» Data supplied
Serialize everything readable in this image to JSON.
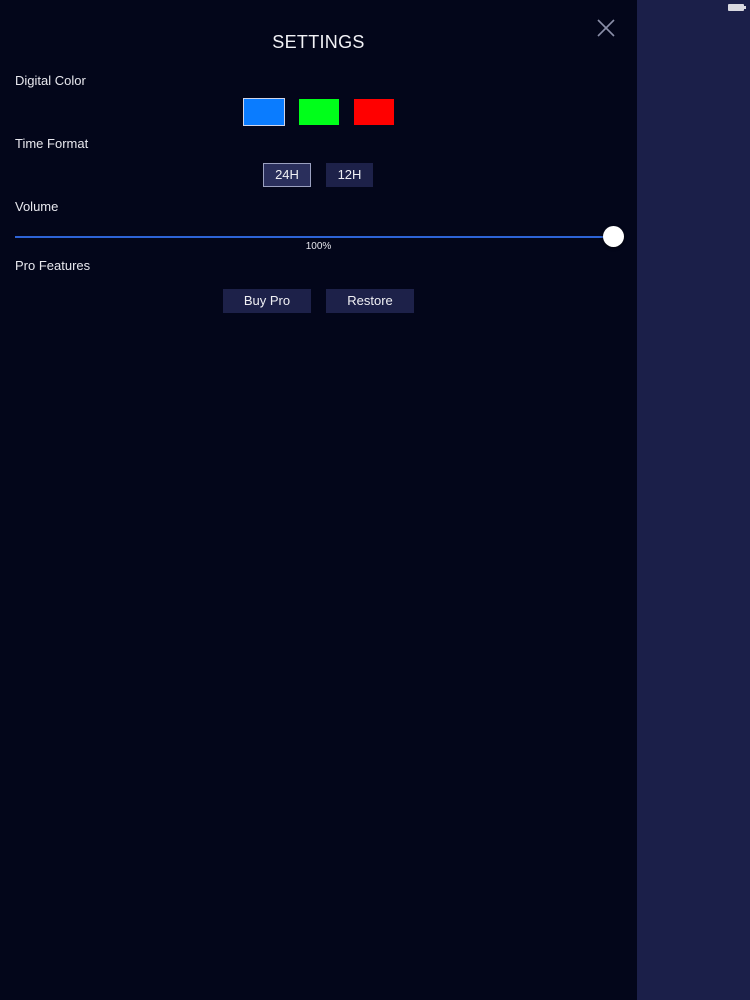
{
  "header": {
    "title": "SETTINGS",
    "close_icon": "close-icon"
  },
  "digital_color": {
    "label": "Digital Color",
    "options": [
      {
        "name": "blue",
        "color": "#0a7cff",
        "selected": true
      },
      {
        "name": "green",
        "color": "#00ff1a",
        "selected": false
      },
      {
        "name": "red",
        "color": "#ff0000",
        "selected": false
      }
    ]
  },
  "time_format": {
    "label": "Time Format",
    "options": [
      "24H",
      "12H"
    ],
    "selected": "24H"
  },
  "volume": {
    "label": "Volume",
    "value_text": "100%",
    "level": 1.0
  },
  "pro_features": {
    "label": "Pro Features",
    "buy_label": "Buy Pro",
    "restore_label": "Restore"
  },
  "colors": {
    "background": "#03061a",
    "side_panel": "#1b1f49",
    "button_bg": "#1d2149",
    "slider_track": "#2b3a86",
    "slider_fill": "#2d63d6"
  }
}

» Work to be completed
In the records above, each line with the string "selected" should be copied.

» Expected answer
        "selected": true
        "selected": false
        "selected": false
    "selected": "24H"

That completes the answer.